There’s something uniquely special about homemade cheeses – like the making of bone broth, it’s often relatively easy but it leads to a deep feeling of accomplishment. I made cheese! You announce to your family. Then you serve to friends and you can’t help but say, that cheese – I made that.
Now, I love cheese and have often wondering how to make it. I’ve delved into home cheese making only a bit: feta, chevre from the raw goat’s milk we get each week, yogurt cheese which isn’t really much of a cheese at all. For a long time, I’ve been wondering how to make cream cheese. It couldn’t be much harder than a classic chevre, right?
In late spring of this year, I received a sweet little package from Ten Speed Press: Artisan Cheese Making at Home. It’s a beautiful little book – one that takes you gradually from simple cheeses and cultured dairy foods like chevre, yogurt, mascarpone and mozzarella to more complex cheeses like cheddar (several versions, actually) and creme fraiche brie.
It’s a progressive book in that way – one that guides you from the fundamentals of cheesemaking through your first, simple cheeses to more complex and artisanal cheeses. You move step-by-step and simply. The instructions for each cheese are incredibly detailed and deeply clear – leaving little room for the “guesswork” that leaves you wondering if you’re really doing things correctly, but giving you enough knowledge and confidence to step beyond the confines of a single recipe to flavor your cheeses in unique ways once you’ve mastered the technique.
It’s a lovely book, and while it’s only been in my possession a few months, it’s now worn from use and stained with dripping whey.
Pick up Artisan Cheese Making at Home on Sale
A Note about Raw Milk
Many of the recipes in Artisan Cheese Making at Home call for raw milk or can be adapted for raw milk users, just like Karlin’s recipe for how to make cream cheese. In our home, we use raw milk and cream exclusively, and have for more than 5 years. Like many of you, I participate in a herd share which allows my family to purchase part of a herd of dairy cows and share the milk they produce with other herd share members. You can learn more about this system online and look into options in your area from RealMilk.com.
Where to Buy Cheese Making Supplies
To make cream cheese at home, you’ll need supplies unique to cheese making, and as this traditional art has fallen from favor in modern kitchens, you’re unlikely to be able to purchase them locally unless you live in an area with a particularly vibrant food scene or very well-stocked health food stores.

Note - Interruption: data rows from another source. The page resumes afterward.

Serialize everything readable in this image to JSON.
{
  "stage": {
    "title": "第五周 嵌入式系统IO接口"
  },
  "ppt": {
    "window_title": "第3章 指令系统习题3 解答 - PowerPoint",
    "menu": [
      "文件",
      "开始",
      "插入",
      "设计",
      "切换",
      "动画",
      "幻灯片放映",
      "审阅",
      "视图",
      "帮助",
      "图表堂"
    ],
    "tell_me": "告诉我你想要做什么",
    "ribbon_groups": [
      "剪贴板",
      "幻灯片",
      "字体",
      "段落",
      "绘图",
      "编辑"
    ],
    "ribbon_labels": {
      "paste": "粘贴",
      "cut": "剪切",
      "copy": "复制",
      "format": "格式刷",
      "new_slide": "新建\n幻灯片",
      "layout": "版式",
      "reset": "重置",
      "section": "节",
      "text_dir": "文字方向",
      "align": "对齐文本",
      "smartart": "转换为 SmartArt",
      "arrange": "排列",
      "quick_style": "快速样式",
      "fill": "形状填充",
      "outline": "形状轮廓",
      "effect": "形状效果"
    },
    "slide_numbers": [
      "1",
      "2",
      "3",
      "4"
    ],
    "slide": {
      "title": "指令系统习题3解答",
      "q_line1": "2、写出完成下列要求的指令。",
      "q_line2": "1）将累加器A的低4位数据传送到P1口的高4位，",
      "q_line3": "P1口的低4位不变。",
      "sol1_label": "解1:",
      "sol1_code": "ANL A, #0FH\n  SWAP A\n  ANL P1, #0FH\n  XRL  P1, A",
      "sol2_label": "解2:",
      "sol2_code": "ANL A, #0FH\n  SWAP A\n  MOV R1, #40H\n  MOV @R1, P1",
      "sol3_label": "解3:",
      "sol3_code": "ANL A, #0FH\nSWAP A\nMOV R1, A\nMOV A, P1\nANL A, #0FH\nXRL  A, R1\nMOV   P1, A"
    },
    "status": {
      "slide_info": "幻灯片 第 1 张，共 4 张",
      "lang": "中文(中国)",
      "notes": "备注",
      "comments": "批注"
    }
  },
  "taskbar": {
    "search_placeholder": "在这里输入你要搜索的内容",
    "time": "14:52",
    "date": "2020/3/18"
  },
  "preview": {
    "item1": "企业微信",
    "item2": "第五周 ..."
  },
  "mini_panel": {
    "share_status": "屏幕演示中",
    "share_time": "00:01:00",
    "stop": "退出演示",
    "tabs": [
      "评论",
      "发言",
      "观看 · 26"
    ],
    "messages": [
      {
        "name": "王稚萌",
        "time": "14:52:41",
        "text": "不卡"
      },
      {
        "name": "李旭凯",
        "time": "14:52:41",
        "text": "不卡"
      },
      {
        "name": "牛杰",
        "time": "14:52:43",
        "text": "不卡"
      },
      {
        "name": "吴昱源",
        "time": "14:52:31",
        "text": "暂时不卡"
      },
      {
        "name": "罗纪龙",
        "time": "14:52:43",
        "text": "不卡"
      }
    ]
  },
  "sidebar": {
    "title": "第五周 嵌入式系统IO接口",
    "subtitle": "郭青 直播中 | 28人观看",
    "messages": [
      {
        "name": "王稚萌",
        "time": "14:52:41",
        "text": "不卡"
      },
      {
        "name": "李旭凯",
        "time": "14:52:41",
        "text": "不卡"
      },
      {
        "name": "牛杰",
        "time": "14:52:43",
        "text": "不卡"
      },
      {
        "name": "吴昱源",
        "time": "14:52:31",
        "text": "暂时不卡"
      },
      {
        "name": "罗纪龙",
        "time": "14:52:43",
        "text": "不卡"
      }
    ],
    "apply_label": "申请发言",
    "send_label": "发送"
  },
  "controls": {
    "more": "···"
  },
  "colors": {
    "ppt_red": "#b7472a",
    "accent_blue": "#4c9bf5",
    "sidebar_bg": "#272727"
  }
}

For this reason, most home cheese makers purchase their supplies (starter cultures, lipase powders, rennet, muslins and forms) online from specialty shops (you can find them here).
Other Notes on this Recipe for Real Cream Cheese
Before you ask: real cream cheese differs from yogurt cheese (labneh) in that it makes use of both a starter culture and rennet as well as salt, which produces a mildly tart and salty cream cheese. It also melts successfully and incorporates into sauces without breaking thanks to the use of rennet.
The original recipe in Artisan Cheese Making at Home also calls for calcium chloride – a common ingredient in many cheeses. It aids the process of coagulation. I had none, and omitted it in my adaptation below.
Real Cream Cheese
By November 8, 2012Published:
- Yield: 1 1/2 lbs (12 Servings)
For real cream cheese, you need little more than milk, cream, rennet, starter culture and a bit of sea salt. This recipe is generously adapted from Artisan Cheese Making at Home: Techniques & Recipes for Mastering World-Class Cheeses by Mary Karlin available from Ten Speed Press. You can find the cheese making supplies like mesophilic cheese starter, rennet and muslins online (see sources).
- 1 quart milk (preferably raw, not ultrapasteurized)
- 1 quart heavy cream (preferably raw, not ultrapasteurized)
- 1/4 teaspoon mesophilic cheese starter
- 3 drops liquid rennet (dissolved into 2 tablespoons filtered water)
- 3/4 teaspoon unrefined sea salt
- Pour milk and cream into a large (6-qt) heavy-bottomed stock pot and warm it over low heat until it reaches 75 F - about 15 minutes, then remove it from the heat.
- Sprinkle starter over the warm milk and let it sit about 5 minutes to rehydrate. Stir the milk and starter together with 20 up and down strokes, then stir in the dilute rennet with 20 up and down strokes. Cover it and allow it to sit at room temperature for up to 12 hours until whey separates from the curds.
- Line a sieve with butter muslin, pour in the curds and whey then tie up the corners of the muslin to form a bag and hang it from an elevated hook in your kitchen (I use my pot rack or my faucet) over a basin to catch the dripping whey. Allow the curds to hang about 8 hours - discarding the whey or reserving it for another use.
- Transfer the strained cheese to a large bowl, beat in the salt and form into bricks or spoon into a mason jar and refrigerate. It should keep about 2 to 3 weeks.